Champaign City Council votes to support convention and visitors bureau
CHAMPAIGN — The Champaign City Council has decided to continue its financial support for the Champaign County Convention and Visitors Bureau.
The council voted 7-0 Tuesday night to approve an agreement for services with the bureau.
Under the agreement, the city will spend $222,760 from its general fund to support the bureau and its activities.
Jayne DeLuce, president and chief executive officer of the Champaign County Convention and Visitors Bureau, said her organization has regrouped since the Urbana City Council decided to no longer provide $72,000 of funding for the bureau.
DeLuce said the Champaign County Board, St. Joseph Village Board and private contributors have stepped up to provide some funding, but the organization had to make cuts to staffing and support services in response to the loss of money from Urbana.
"We're doing more with less," DeLuce said.
DeLuce noted the convention and visitors bureau's recent efforts in Champaign, including moving the Blues, Brews and BBQ Festival from Urbana to downtown Champaign.
"It was a huge opportunity for everybody because it helped the festival become bigger," DeLuce said. "We brought in larger names and more entertainment."
She said the bureau was instrumental in bringing the Hot Rod Power Tour to Champaign in June.
"It brought people from all over to Champaign, not only domestically, but also internationally."
In addition, the Bloomington Gold Corvette Show is coming to Champaign for a minimum of five years beginning in 2013, bringing tens of thousands of Corvette enthusiasts to the city each year.
In other business, city council member Tom Bruno suggested the city enforce part of the city code that allows the police chief to set rules and regulations for the maintenance of alarms in light of several out-of-focus security photos taken during recent bank robberies in the city.
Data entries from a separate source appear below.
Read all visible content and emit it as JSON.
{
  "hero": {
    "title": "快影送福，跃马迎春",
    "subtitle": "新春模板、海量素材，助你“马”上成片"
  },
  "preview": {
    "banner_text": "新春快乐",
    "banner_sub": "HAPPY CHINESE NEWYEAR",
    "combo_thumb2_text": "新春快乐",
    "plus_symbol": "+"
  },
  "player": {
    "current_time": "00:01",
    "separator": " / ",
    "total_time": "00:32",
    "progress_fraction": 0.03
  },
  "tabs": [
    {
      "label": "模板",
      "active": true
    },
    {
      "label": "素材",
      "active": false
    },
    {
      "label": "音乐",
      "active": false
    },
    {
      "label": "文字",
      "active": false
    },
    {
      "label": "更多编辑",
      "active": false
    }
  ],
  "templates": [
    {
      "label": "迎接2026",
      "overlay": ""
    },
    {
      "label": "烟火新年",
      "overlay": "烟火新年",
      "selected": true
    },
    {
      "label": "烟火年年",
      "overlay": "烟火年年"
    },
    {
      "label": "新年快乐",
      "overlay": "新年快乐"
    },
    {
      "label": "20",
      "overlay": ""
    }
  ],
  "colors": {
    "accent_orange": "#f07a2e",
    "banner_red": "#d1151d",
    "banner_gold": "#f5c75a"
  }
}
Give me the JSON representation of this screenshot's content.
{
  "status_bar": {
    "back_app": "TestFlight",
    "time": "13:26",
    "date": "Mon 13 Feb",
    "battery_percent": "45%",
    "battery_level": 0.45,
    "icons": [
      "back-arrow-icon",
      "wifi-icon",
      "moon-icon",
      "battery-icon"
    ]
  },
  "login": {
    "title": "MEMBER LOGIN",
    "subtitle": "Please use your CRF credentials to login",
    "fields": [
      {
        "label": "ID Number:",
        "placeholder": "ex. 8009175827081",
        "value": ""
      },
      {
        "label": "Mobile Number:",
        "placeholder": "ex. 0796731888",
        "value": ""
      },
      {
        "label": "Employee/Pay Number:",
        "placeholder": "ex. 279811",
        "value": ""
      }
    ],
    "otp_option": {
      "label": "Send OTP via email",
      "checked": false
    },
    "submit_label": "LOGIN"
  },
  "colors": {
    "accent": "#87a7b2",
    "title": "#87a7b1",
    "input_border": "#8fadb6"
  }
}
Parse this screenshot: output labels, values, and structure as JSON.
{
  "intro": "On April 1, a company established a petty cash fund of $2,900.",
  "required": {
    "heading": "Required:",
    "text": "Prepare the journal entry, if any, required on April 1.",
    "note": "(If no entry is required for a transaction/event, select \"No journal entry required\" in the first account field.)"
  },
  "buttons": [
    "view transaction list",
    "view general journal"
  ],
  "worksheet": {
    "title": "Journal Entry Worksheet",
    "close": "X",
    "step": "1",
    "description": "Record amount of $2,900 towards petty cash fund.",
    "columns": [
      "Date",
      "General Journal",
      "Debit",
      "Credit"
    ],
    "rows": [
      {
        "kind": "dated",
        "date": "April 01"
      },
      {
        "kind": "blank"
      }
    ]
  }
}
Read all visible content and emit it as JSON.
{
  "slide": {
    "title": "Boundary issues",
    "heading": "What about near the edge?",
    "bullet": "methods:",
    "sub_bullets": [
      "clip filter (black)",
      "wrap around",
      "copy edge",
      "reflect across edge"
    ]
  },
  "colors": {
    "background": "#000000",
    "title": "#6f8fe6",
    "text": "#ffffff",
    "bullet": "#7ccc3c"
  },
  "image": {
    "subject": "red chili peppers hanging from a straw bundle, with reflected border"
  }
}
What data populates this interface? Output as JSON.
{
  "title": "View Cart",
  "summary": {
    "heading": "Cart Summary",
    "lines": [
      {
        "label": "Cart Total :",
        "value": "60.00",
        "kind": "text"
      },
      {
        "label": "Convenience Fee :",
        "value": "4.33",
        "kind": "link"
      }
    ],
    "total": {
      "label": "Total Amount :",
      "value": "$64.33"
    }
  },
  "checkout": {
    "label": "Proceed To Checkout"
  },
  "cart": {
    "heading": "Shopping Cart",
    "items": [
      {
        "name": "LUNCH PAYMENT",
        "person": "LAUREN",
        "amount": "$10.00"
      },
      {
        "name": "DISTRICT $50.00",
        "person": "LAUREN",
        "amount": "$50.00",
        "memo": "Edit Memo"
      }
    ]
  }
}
"It hurts other banks and it hurts the community when you have such a cavalier attitude about it that you have outdated technology, poorly aimed cameras, out-of-focus cameras, cameras still using VHS recording tapes, black-and-white cameras, and you don't care because you get robbed once and the guy will rob a different bank next week," Bruno said.
Bruno's comments were in response to a News-Gazette's Sunday story about the poor-quality pictures that police have to work with after some local bank robberies.